Data extract:
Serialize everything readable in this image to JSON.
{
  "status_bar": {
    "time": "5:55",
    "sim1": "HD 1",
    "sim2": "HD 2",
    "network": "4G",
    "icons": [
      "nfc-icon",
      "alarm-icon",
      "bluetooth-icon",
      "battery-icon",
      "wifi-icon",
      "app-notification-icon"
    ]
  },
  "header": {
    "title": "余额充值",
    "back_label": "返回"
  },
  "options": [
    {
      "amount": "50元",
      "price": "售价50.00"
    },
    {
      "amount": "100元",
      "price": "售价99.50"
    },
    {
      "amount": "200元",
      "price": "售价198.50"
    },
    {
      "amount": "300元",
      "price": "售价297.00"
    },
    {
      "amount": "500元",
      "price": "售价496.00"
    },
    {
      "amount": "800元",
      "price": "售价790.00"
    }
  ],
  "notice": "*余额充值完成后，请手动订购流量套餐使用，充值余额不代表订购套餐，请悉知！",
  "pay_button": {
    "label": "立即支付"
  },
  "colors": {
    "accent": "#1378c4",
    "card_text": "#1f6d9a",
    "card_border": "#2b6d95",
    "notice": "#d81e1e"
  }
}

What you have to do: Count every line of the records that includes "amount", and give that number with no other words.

The completed task: 6